Blue Nights by Joan Didion
I read Blue Nights not long after South of the Border, West of the Sun; and I'm just remembering that this little burst of reading came in between the time when my nan died and the time when my grandad died, when I felt capable of reading again and was coming to the end of the taught part of my MA and realising I perhaps didn't need to do as much reading for that as I'd thought I did... (excellent student right here, wut wut!) But anyway. Blue Nights is almost a companion piece to The Year of Magical Thinking, which Didion wrote after her husband's death, only this was written after the death of her daughter less than two years later. I wasn't unmoved by it, but rather than a memoir of Didion's coping with grief, this is much more of a celebration of her daughter's life rather than a memoir of Didion's grief, which, we can assume, is beyond words anyway. I actually had a few issues with this book, namely Didion's denial of her daughter's massive privilege in the world (like, seriously. White rich people. There's always privilege) but it's difficult to be mad at it when the topic is so sad, and when the writing is so beautiful. I didn't exactly *love* this, but it didn't stop me from wanting to read all the Didion in the world, essentially.

After Dark by Haruki Murakami
After Dark was good! It's another little Murakami book (novellas have been my friends this last year) and is set over the course of the evening. There's a sense of danger running throughout the whole book, maybe because of the nighttime setting or maybe just because of the prostitute who nearly gets beaten to death, but the entire book fills you with a sense of unease, as well as displaying the kind of friendships that fall together for one night only and then fall apart again as soon as the sun comes up. I can't entirely remember what happened at the end of this one, again because I am TERRIBLE, but that doesn't mean it's not worth you reading and telling me what happens at the end...

No One Belongs Here More Than You by Miranda July
I bought this when it was a Kindle Daily Deal purely because I think the title is so excellent and it makes me feel all warm and fuzzy inside. This is a book of short stories and I don't feel like too much of a douche when I describe them as remarkable. The experience I had reading these stories was one where I felt completely and totally understood by another person, where, even if I didn't directly relate to the experiences of the characters, I still knew exactly how they felt. July writes about loneliness, about feeling out of place and out of step with the world, about things you didn't know you felt until they were written down in front of you and you had to stop for a bit because suddenly someone was writing about you and it creeped you out a bit.

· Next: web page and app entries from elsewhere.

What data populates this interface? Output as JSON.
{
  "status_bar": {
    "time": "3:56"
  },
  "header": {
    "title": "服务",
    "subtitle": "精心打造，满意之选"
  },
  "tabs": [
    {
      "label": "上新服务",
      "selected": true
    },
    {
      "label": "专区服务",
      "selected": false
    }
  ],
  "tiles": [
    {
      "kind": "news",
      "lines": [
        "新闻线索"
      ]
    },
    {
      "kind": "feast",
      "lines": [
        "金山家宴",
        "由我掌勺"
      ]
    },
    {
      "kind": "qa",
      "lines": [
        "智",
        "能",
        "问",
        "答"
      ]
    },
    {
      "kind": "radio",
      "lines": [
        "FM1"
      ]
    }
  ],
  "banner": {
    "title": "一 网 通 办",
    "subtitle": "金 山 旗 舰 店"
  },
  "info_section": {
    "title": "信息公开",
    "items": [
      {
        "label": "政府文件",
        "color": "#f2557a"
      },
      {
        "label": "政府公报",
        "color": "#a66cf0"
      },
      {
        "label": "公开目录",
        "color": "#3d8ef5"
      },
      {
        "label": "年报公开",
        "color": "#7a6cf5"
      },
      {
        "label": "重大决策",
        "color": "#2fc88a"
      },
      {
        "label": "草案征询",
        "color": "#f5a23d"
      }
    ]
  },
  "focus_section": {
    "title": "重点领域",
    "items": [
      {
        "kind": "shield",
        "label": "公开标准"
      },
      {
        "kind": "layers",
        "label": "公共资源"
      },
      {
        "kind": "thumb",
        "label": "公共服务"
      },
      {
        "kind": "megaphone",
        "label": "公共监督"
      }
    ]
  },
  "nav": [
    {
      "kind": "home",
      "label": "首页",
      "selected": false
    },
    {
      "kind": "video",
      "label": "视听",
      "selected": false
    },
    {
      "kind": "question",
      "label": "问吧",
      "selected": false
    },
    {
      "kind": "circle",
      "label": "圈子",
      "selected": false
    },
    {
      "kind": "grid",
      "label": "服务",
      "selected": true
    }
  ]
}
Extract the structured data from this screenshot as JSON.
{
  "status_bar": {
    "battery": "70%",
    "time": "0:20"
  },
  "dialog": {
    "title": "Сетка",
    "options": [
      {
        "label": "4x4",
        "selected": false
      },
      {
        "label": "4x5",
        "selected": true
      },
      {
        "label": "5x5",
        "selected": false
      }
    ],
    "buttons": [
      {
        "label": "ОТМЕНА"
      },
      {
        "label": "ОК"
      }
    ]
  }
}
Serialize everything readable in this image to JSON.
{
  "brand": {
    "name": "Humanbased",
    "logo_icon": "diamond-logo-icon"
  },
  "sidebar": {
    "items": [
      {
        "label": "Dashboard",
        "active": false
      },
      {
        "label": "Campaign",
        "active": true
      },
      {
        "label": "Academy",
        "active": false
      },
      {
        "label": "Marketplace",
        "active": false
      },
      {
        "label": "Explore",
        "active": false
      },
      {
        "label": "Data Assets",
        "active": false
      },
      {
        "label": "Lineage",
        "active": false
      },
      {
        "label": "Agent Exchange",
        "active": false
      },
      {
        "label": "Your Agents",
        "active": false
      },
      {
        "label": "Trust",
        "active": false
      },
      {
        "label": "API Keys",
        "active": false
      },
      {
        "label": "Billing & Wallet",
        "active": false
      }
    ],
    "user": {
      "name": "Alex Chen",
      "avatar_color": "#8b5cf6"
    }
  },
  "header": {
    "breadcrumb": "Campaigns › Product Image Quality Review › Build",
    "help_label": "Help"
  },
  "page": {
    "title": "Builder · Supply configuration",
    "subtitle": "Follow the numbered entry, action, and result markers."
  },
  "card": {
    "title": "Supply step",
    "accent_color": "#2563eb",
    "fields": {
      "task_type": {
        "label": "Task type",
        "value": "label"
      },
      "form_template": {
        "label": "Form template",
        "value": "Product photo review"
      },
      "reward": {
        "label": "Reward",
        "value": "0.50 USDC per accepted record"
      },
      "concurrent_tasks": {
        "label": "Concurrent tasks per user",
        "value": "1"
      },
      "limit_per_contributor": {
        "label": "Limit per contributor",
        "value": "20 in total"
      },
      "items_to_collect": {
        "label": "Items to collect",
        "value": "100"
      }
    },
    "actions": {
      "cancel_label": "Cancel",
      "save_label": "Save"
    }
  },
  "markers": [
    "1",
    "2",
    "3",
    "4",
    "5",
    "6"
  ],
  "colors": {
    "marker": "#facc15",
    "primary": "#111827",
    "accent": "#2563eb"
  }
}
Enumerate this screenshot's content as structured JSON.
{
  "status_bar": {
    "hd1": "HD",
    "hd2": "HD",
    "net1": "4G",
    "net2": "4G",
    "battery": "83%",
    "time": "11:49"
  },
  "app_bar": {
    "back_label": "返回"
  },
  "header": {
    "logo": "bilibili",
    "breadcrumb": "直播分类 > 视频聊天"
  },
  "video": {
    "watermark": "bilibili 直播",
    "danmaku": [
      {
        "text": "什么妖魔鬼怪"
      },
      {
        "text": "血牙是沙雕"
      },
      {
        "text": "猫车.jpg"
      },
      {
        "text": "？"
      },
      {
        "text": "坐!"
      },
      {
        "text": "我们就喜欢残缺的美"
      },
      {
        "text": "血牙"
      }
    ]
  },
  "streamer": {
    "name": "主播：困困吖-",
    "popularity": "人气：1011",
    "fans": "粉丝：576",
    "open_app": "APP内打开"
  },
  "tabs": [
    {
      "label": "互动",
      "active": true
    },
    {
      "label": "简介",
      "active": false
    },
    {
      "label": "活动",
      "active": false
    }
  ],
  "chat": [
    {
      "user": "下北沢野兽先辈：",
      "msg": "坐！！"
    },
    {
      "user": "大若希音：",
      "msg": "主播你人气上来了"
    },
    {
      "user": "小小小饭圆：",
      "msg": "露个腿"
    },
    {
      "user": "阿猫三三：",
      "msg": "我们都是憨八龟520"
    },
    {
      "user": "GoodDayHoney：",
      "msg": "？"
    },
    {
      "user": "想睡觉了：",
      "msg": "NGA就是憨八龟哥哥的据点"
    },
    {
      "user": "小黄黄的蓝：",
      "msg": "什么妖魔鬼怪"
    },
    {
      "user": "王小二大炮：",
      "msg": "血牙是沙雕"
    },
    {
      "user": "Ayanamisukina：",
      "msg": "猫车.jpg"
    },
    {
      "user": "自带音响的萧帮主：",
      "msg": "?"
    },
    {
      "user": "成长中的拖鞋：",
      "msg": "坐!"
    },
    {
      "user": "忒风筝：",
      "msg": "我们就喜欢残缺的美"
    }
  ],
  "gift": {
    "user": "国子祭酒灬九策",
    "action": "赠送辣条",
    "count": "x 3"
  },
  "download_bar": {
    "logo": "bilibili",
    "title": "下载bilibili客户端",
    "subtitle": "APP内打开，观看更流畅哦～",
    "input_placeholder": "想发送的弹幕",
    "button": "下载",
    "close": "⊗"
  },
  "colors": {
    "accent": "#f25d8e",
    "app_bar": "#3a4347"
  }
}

Um. Yeah. I really really incredibly enthusiastically recommend this book, except that I feel a little bit breathless doing so because they sort of are me and I don't want you to not like them. But even if you don't, I guess I still will, so everything is fine.

Here endeth the first round of summarising posts, didn't we all have fun?! Now that I've done this and it was easier than I was expecting, I have grand plans- for a 'comic books I have read' post, a few Shakespeare posts (obvs) and I think a Shakespeare offshoots, and Shakespeare comic books post. THIS IS SO EXCITING, I'M BACK YOU GUYS!

1 comment:

  1. YAY to being back! Though it would be pretty great if blogs had tumbleweeds that blew across them if they went a certain amount of time without any new content. When you write to blogspot, tell them I'm behind this idea as well.